​In terms of detail, the model is decked with wrinkles, but there are small osteoderms at the base of the sail that run up about halfway down the tail before they stop. Along the top of the tail, there are larger osteoderms than those found along the base of the sail, and almost look like they would be spiky if it were not for the fact that this was a toy made for kids. On the back of the neck, there is a set of completely different integument in the form of crocodile-like armour. Why Recur decided to do this is beyond me. Perhaps this was meant to go down the entire length of the back, but they scrapped it instead. It would not be the first time a company took the crocodilian look of spinosaurs to the extreme.

The colours on this toy are very dull at first glance, but if you look closely, you can see more variety. The majority of the Spinosaurus is painted in grey, but the armour on the neck is painted green and the tops of the neural spines alternate between green and blue, giving it a nice pattern when viewed in the right lighting. The teeth are painted in a dull white and the tongue and mouth interior are painted purple.

Overall, this makes for a excellent toy, but a only decent replica of Spinosaurus. It really was not made to be included among the likes of CollectA or Safari figures, and it is aimed at a much younger age group than most other toys we review on this blog. The soft materials make it ideal for very rough play should you (or your child) wish it to clash with other dinosaur toys. As of now, the only place you can find it at is DeJankins, which just got its replenishment orders in as of the time of this writing.

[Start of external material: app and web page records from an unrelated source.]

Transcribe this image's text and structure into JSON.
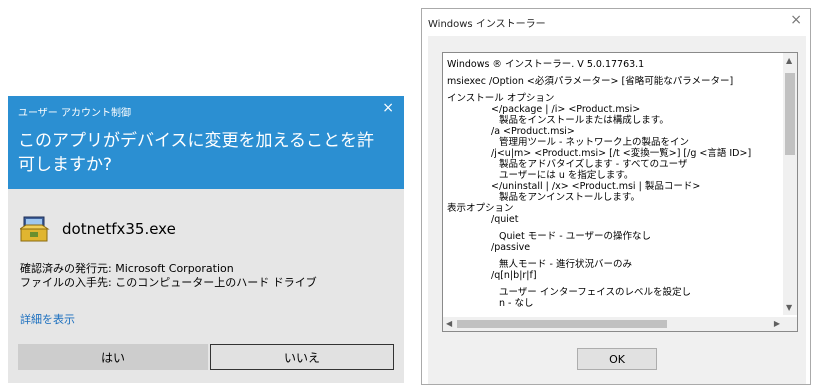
{
  "uac": {
    "caption": "ユーザー アカウント制御",
    "close_glyph": "×",
    "question": "このアプリがデバイスに変更を加えることを許可しますか?",
    "app_name": "dotnetfx35.exe",
    "publisher": "確認済みの発行元: Microsoft Corporation",
    "origin": "ファイルの入手先: このコンピューター上のハード ドライブ",
    "details_link": "詳細を表示",
    "yes_label": "はい",
    "no_label": "いいえ",
    "header_color": "#2b8fd2"
  },
  "installer": {
    "title": "Windows インストーラー",
    "close_glyph": "×",
    "ok_label": "OK",
    "lines": {
      "l1": "Windows ® インストーラー. V 5.0.17763.1",
      "l2": "msiexec /Option <必須パラメーター> [省略可能なパラメーター]",
      "l3": "インストール オプション",
      "l4": "</package | /i> <Product.msi>",
      "l5": "製品をインストールまたは構成します。",
      "l6": "/a <Product.msi>",
      "l7": "管理用ツール - ネットワーク上の製品をイン",
      "l8": "/j<u|m> <Product.msi> [/t <変換一覧>] [/g <言語 ID>]",
      "l9": "製品をアドバタイズします - すべてのユーザ",
      "l10": "ユーザーには u を指定します。",
      "l11": "</uninstall | /x> <Product.msi | 製品コード>",
      "l12": "製品をアンインストールします。",
      "l13": "表示オプション",
      "l14": "/quiet",
      "l15": "Quiet モード - ユーザーの操作なし",
      "l16": "/passive",
      "l17": "無人モード - 進行状況バーのみ",
      "l18": "/q[n|b|r|f]",
      "l19": "ユーザー インターフェイスのレベルを設定し",
      "l20": "n - なし"
    },
    "scroll_up": "▲",
    "scroll_down": "▼",
    "scroll_left": "◀",
    "scroll_right": "▶"
  }
}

Neanderthal (Starlux)

Review and photographs by Indohyus, edited by Suspsy

Time and new discoveries are incredible for changing ideas and concepts in every field of science and nature. Such is the way with the genus Homo, of which we humans are now the only living members. Our closest cousins, the Neanderthals, are an example of this change. The old views of them being stumbling brutes, only capable of grunting and violence are gone, with new discoveries showing that they had a form of language, cave paintings, and adornments (although they were still capable of being violent). There aren’t many figures of Neanderthals, however, possibly due to being too close to humans. Of course, the original dino toy line, Starlux, had their own examples.

The figure is a similar size to other Starlux figures, being 3.7” high (from base to club) and 1.8” wide. The colouring is based on the Caucasian skin complexion of certain modern humans, likely because Neanderthals are our evolutionary cousins. The pose is certainly of the time: very dynamic, maybe about to strike down prey. Feels a bit Wacky Races to me, but it’s passable.

Despite the older look, this figure does look pretty accurate for a hominid. The musculature is correct for the skeletal structure, and appears reasonably robust and rounded, at least in comparison to the human figures that Starlux produced. Even the hair seems accurate to modern ideas, though slightly too dark. Not too bad. Though the clothing doesn’t all the way around the crotch, no genitalia is present.

Overall, this isn’t too bad, despite the age. With CollectA and Safari producing Neanderthal figures of higher quality, you can overlook this figure, but this is still worth considering. They pop up on French eBay seller sites fairly frequently, so the choice is yours.

A final (obligatory) warning: the Starlux figures are made with different plastics to modern lines and are much more brittle. Most of the versions of this model have small bumps coming out of the club, but this one’s looks like they were knocked off. Proceed with caution.